Synopses & Reviews
With her critically acclaimed debut novel, Still Life with Husband,
Lauren Fox established herself as a wise and achingly funny chronicler of domestic life and was hailed as “a delightful new voice in American fiction, a voice that instantly recalls the wry, knowing prose of Lorrie Moore” (Michiko Kakutani, The New York Times
). Fox’s new novel glitters with these pleasures—fearless wordplay, humor, and nuance—and asks us the question at the heart of every friendship: What would you give up for a friend’s happiness?
For Willa Jacobs, seeing her best friend, Jane Weston, is like looking in a mirror on a really good day. Strangers assume they are sisters, a comparison Willa secretly enjoys. They share an apartment, clothing, and groceries, eking out rent with part-time jobs. Willa writes advertising copy, dreaming up inspirational messages for tea bags (“The path to enlightenment is steep” and “Oolong! Farewell!”), while Jane cleans houses and writes poetry about it, rhyming “dust” with “lust,” and “clog of hair” with “fog of despair.” Together Willa and Jane are a fortress of private jokes and shared opinions, with a friendship so close there’s hardly room for anyone else. But when Ben, Willa’s oldest friend, reappears and falls in love with Jane, Willa wonders: Can she let her two best friends find happiness with each other if it means leaving her behind?
From the author of Still Life with Husband
comes a heartbreaking, honest, deliriously funny new novel about what happens when the perfect balance of a friendship is upended by love.
Best friends Willa and Jane are often mistaken for sisters, a comparison Willa secretly enjoys. They share a small apartment, paying the rent with freelance jobs while waiting for something better to come along. Willa sells flowers and writes advertising copy for a tea company ("The path to enlightenment is steep" and "Oolong! Farewell!"); Jane cleans houses and writes bad poetry about it, rhyming "clog of hair" with "fog of despair." Together they are a fortress of private jokes and shared opinions, so close that there's hardly room for anyone else. Until Willa's closest cohort and confidant from high school—dorky then, handsome and confident now—falls in love with Jane.
About the Author
is the author of Still Life with Husband
. She earned her MFA from the University of Minnesota in 1998, and her work has appeared in The New York Times, Marie Claire, Seventeen, Glamour,
. She lives in Milwaukee with her husband and two daughters.
Reading Group Guide
The questions, discussion topics, and reading list that follow are intended to enhance your reading group’s discussion of Friends Like Us, the hilarious and touching new novel by Lauren Fox, author of the acclaimed Still Life with Husband.
1. What is this novel about: love, friendship, and what else?
2. Though the book deals with serious subjects, it’s often wildly funny. How does Fox use humor to tell the story?

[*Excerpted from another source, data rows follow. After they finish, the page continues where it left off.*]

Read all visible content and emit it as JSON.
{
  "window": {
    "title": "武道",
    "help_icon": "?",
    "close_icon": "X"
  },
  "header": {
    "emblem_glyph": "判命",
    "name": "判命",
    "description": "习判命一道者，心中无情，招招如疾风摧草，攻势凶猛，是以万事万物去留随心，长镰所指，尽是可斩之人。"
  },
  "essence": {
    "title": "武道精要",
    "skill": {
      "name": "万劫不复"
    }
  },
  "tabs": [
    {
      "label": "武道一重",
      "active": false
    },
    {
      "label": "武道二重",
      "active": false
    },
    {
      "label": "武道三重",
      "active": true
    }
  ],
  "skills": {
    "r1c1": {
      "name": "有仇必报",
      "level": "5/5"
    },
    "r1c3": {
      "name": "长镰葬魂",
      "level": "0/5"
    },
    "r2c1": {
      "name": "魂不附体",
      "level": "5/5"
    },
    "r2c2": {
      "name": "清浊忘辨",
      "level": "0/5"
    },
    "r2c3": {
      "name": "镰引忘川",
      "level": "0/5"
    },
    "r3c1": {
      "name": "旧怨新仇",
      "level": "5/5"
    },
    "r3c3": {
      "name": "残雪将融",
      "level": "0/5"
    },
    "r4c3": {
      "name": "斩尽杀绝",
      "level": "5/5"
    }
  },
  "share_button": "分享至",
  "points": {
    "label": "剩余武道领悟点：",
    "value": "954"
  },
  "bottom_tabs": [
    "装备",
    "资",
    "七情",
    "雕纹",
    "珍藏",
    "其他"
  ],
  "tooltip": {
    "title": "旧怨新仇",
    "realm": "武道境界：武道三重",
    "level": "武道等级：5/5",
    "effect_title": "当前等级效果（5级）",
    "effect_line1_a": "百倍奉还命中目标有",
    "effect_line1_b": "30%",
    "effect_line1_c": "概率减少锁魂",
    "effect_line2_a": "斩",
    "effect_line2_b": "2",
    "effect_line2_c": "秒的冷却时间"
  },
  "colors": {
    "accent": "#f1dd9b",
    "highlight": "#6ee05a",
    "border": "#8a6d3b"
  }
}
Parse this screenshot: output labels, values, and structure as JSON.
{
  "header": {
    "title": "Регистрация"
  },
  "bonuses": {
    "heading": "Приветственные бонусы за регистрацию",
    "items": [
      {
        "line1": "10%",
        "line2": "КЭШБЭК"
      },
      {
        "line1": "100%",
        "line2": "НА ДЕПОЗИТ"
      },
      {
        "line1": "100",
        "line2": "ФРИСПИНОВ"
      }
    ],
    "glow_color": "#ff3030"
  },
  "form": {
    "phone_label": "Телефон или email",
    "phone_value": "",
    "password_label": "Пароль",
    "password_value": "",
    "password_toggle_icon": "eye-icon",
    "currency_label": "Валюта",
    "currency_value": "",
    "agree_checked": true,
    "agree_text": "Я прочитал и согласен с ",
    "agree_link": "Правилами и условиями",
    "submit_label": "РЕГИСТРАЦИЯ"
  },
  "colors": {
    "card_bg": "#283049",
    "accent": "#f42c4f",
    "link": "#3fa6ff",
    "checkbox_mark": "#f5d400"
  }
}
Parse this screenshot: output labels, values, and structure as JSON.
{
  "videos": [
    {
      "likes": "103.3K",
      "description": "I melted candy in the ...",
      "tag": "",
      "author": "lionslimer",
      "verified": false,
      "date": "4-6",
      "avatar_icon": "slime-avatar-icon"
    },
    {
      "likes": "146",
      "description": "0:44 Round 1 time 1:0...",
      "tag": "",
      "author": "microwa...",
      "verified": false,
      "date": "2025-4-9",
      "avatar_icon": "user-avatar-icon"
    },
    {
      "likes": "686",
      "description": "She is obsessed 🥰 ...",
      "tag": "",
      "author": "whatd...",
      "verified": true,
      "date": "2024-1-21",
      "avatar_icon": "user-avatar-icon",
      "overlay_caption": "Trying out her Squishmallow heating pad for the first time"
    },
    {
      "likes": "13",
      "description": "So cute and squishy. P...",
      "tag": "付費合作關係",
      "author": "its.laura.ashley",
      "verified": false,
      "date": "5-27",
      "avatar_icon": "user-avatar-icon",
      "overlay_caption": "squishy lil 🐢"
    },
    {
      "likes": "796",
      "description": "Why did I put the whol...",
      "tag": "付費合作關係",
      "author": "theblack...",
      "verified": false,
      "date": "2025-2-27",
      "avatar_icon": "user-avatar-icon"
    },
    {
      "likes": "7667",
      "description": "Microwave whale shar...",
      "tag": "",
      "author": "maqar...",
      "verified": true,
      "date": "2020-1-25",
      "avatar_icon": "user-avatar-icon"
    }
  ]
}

3. Who is the better friend, Jane or Willa?
4. Much is made of how similar Willa and Jane are. How does this affect their behavior, toward each other and toward the outside world?
5. Who does Willa love more, Jane or Ben? How can you tell?
6. Who does Ben love more, Willa or Jane? How can you tell?
7. Both Seth and Ben have been inconsistent presences in Willa’s life. What else do they have in common?
8. How do Willa’s and Jane’s parents’ marriages shape their outlook?
9. On page 54, Stan says to Willa, “Love can be ruthless.” How does this prove true? Are there any relationships in the novel that are free of ruthlessness?
10. Willa says that the one thing she’s learned from her brother is that “opportunities for forgiveness are unlimited” (page 57). How does this belief influence Willa’s actions later in the novel?
11. What might Jane and Ben have done differently, to respect Willa’s feelings? What role did their behavior have in what ultimately happens?
12. How does Jane’s kissing Dougie affect Willa?
13. Each character in the novel has episodes of extreme selfishness. Whose affects the others most deeply?
14. Reread the prologue. Now that you know what’s happened, how does your interpretation change? What “other options” is Jane referring to?
15. By the end of the novel, how has Willa grown? In what ways has she changed?
16. What purpose does the epilogue serve? At the very end, Willa says, “I understood that the ease of knowing you will love someone forever is always shadowed by the inkling that you might not: that even such a sweetness could end.” What does she mean?
17. Does the novel have a happy ending? How do you envision the end of Willa and Ben’s relationship?